[SOURCE DATA — start]

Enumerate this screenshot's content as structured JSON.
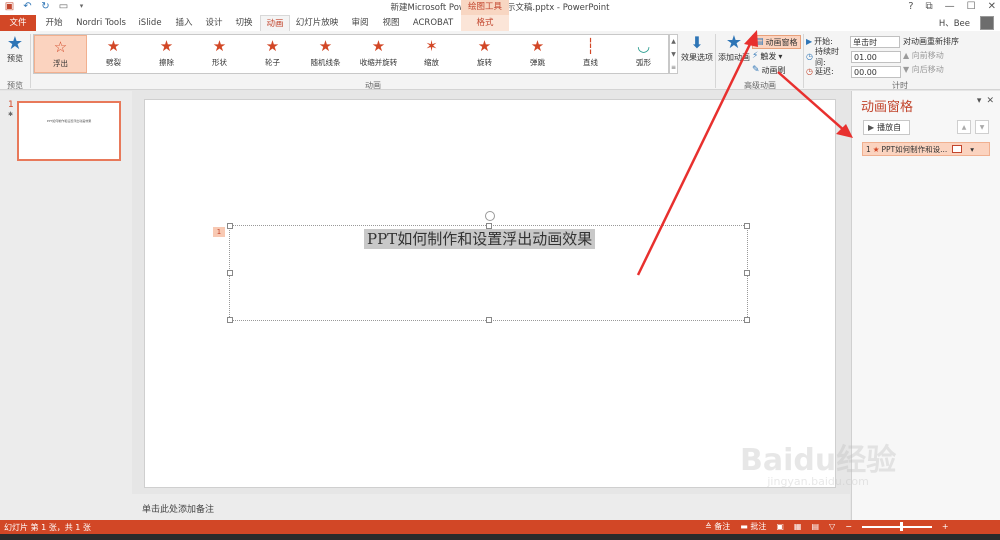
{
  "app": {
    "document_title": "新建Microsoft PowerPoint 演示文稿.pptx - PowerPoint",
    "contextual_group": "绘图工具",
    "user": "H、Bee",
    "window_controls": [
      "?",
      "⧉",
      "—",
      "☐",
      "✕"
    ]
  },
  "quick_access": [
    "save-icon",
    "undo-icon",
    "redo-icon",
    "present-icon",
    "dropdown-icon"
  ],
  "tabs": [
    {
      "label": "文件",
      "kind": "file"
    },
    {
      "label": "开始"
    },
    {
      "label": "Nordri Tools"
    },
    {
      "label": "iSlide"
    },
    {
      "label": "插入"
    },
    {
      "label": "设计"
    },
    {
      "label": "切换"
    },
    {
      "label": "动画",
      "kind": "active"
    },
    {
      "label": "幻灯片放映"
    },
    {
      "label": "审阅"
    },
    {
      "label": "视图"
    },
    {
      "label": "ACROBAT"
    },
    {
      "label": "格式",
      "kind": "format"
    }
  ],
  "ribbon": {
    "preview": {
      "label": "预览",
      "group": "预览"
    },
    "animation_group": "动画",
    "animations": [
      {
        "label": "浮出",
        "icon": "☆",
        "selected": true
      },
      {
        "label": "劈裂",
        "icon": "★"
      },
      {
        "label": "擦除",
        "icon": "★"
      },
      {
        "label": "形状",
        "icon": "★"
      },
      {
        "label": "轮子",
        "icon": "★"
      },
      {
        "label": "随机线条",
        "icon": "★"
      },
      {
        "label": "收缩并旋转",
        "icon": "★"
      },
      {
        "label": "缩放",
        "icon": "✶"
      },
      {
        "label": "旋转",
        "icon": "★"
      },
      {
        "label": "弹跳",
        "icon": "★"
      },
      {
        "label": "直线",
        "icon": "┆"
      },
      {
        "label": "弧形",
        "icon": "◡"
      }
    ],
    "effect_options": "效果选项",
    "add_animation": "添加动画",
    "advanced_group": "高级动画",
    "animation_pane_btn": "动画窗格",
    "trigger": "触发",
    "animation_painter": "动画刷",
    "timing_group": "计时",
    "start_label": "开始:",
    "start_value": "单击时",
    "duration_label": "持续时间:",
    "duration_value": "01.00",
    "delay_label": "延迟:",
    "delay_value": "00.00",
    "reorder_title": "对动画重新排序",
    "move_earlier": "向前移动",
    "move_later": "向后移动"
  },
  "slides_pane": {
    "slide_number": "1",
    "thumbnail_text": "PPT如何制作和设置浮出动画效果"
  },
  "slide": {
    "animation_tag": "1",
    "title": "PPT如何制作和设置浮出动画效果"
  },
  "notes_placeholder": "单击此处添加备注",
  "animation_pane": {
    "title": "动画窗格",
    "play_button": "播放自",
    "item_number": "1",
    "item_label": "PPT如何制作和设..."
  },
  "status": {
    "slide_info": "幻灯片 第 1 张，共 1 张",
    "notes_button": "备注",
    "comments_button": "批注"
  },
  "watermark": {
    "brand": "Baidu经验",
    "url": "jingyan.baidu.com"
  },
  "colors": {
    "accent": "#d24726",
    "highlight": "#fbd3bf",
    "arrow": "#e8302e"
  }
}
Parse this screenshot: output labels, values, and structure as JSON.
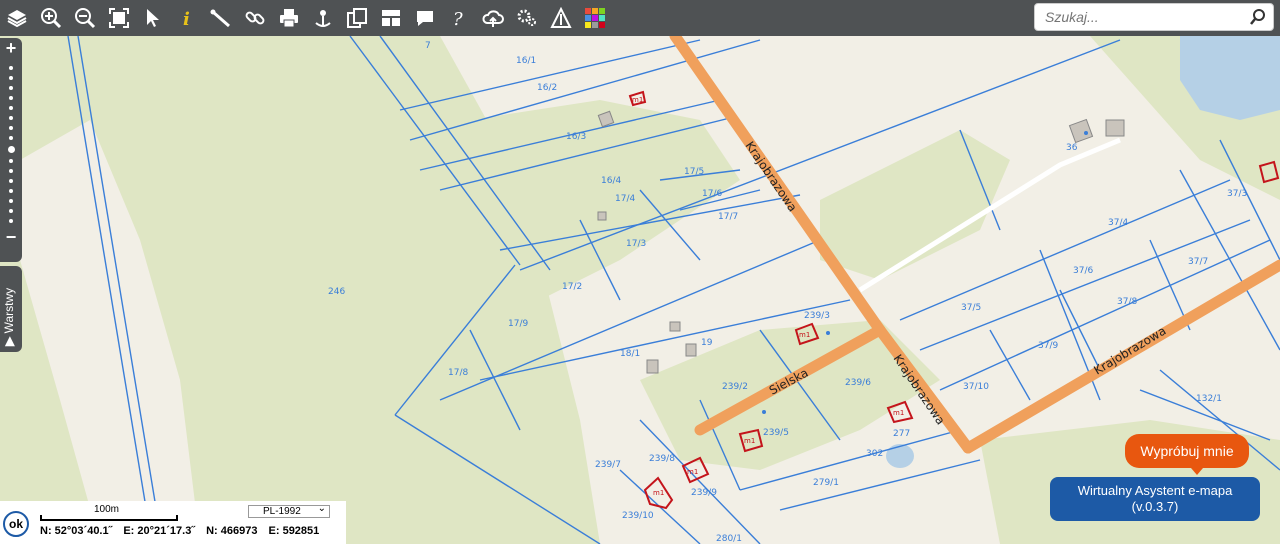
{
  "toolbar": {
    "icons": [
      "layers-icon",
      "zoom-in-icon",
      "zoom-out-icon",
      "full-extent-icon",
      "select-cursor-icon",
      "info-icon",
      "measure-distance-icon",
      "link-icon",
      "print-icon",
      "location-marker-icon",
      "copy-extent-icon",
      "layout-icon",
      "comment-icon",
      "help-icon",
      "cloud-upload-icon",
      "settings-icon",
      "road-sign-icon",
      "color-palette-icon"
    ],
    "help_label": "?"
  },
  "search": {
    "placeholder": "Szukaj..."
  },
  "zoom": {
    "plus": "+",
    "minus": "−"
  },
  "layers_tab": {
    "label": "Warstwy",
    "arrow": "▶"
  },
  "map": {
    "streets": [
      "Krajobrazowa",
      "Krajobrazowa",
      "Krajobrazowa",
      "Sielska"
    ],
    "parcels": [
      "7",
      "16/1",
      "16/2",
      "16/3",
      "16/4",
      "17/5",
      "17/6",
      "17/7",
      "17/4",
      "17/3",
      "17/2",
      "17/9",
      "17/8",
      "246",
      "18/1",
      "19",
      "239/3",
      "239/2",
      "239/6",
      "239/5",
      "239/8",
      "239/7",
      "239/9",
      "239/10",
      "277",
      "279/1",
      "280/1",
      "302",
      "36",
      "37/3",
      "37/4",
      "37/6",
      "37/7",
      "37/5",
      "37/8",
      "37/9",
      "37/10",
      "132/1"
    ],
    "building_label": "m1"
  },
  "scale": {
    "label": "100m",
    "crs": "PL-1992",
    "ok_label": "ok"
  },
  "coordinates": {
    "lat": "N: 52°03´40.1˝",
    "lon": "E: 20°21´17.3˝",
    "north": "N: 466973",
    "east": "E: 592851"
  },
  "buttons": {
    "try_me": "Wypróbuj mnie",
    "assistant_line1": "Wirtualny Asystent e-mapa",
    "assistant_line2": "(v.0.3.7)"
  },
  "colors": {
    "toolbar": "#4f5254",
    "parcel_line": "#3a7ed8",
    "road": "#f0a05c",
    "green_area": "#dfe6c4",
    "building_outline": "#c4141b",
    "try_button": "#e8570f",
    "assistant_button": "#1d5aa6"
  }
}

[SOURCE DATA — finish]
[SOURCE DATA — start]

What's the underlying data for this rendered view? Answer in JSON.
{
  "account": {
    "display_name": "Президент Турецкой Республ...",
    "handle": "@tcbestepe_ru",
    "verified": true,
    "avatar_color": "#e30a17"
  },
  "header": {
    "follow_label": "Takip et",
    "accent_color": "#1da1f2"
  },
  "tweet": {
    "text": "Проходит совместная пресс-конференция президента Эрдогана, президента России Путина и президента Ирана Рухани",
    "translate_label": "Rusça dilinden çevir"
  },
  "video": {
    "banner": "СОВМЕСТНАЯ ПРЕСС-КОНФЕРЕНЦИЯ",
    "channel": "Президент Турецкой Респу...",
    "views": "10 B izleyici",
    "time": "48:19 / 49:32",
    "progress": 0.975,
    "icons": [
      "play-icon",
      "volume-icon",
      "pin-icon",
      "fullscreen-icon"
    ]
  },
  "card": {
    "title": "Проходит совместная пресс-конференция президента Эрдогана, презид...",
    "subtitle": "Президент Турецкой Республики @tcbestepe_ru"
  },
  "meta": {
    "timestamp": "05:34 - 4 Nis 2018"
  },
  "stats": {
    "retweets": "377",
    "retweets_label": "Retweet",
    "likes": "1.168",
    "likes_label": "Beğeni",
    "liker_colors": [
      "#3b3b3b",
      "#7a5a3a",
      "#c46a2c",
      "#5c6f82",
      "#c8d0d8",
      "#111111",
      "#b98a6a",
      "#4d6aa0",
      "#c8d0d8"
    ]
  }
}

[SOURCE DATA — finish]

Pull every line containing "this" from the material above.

Enumerate this screenshot's content as structured JSON.
Parse this screenshot: output labels, values, and structure as JSON.
What's the underlying data for this rendered view? Answer in JSON.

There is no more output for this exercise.